Syria Deeply: Why are old fields such an important target now for ISIS?
Mills: It's a very important priority because it generates income. ISIS's strategy seems to have evolved around generating income. ISIS raises money in several ways, but oil is certainly a part of that. For a long time, they avoided having much direct confrontation with the regime. They generally tended to turn their fire against other rebel groups. They had been selling to the regime, or basically anyone who'd pay for it. But recently it seems like they are taking a more aggressive approach, like with the attack on Shaar. Were they just attacking it to destroy it [to hit the regime], or to take it over and continue selling gas? It's not clear what their intention was.
If ISIS truly has destroyed fields there, it means the [regime's] gas supply will be cut off. It's already down to half of pre-war levels, and this will cause more power cuts and electricity cuts in Damascus. It means the regime will have to use more expensive fuel from Iran. It means more suffering for [civilians], and this perhaps will undercut support there for the regime. And it makes it very hard to have any prospect of the economy recovering.
Karasik: Even before all of this activity began, Syria's oil exports were not a large part of their economy. But having said that, what these nonstate actors can grab provides them with a source of income. We've seen that already with ISIS, which has an illegal oil export scheme that derives revenue. It seems now that [oil in Syria] is up for grabs and ISIS started this trend [of fighting for it]. It is likely that other groups such as Nusra will try to follow.
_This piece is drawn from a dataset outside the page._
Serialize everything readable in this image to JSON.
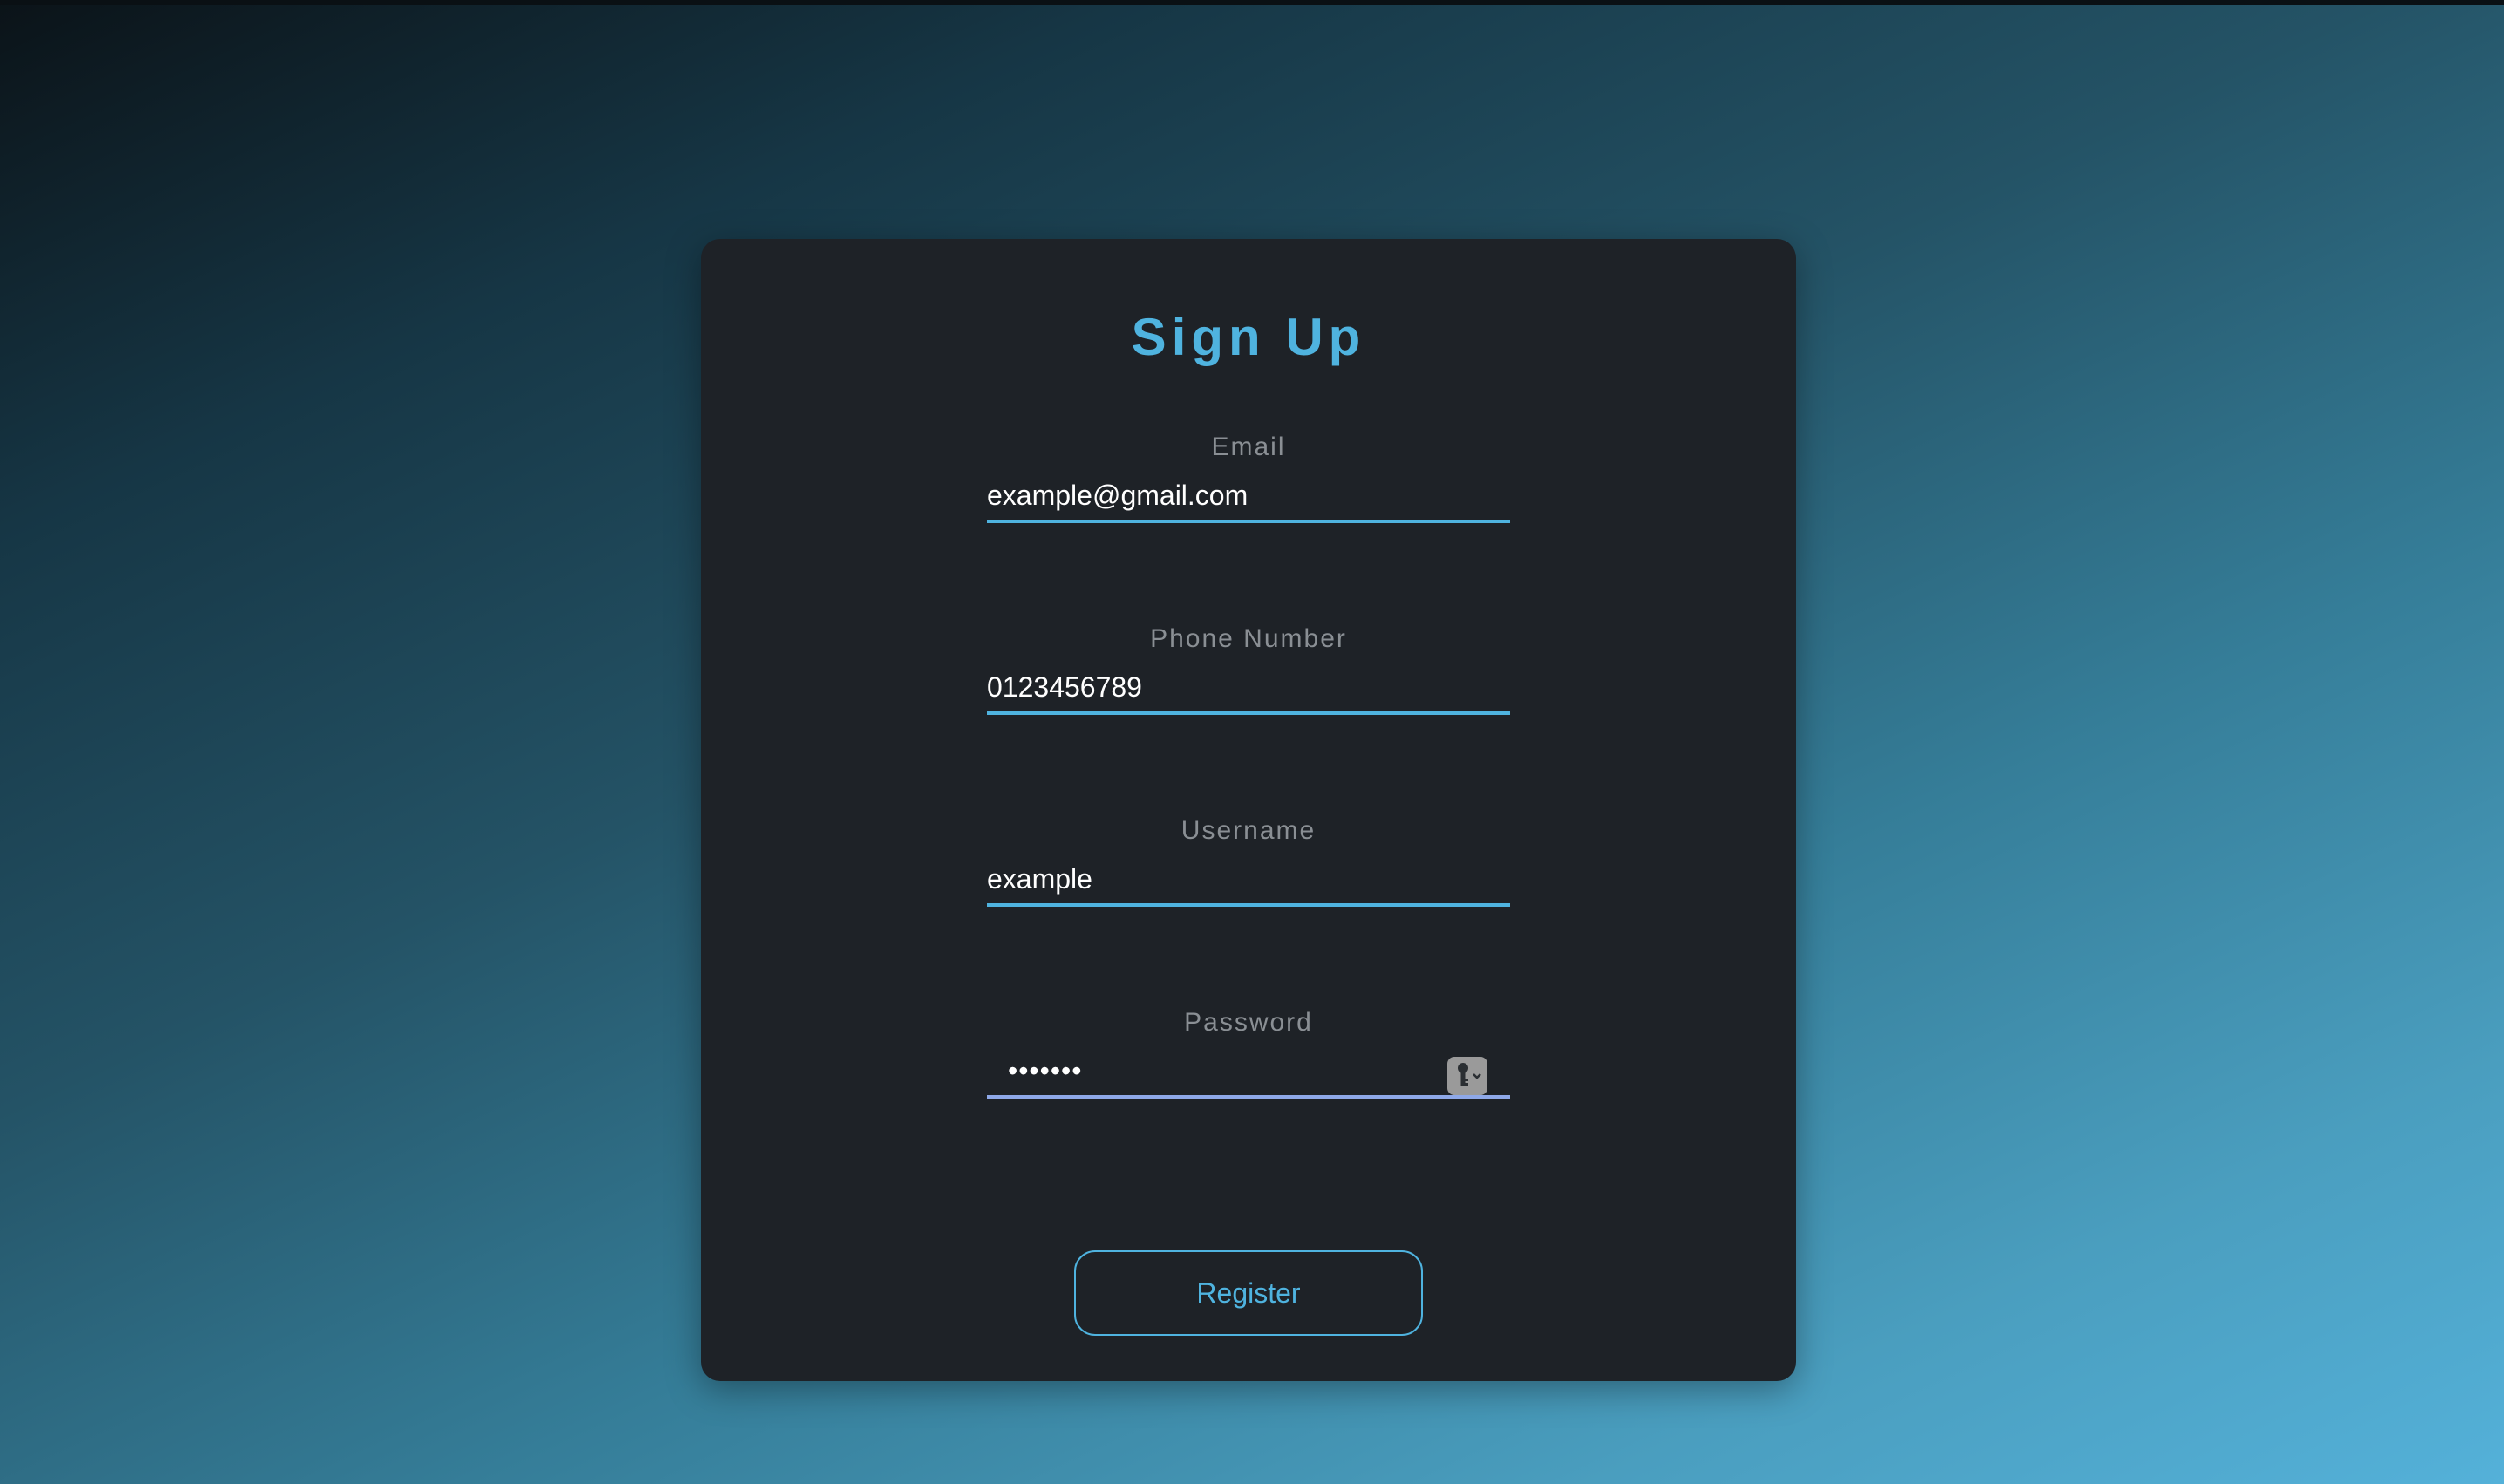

As the Islamic State is established, it's clear that ISIS wants to have all parts of their government and revenue sources well organized, and that energy exports are part of this scheme. The scheme includes the collection of taxes, but also other black market activities like trade in other illegal goods the group plunders from the land it captures. Given the call by [ISIS leader Abu Bakr] Baghdadi on the first day of Ramadan –asking for consolidation of the state and the recruitment of individuals to help run that state – you have to figure that the energy sector figures into his planning.
This article originally appeared on Syria Deeply.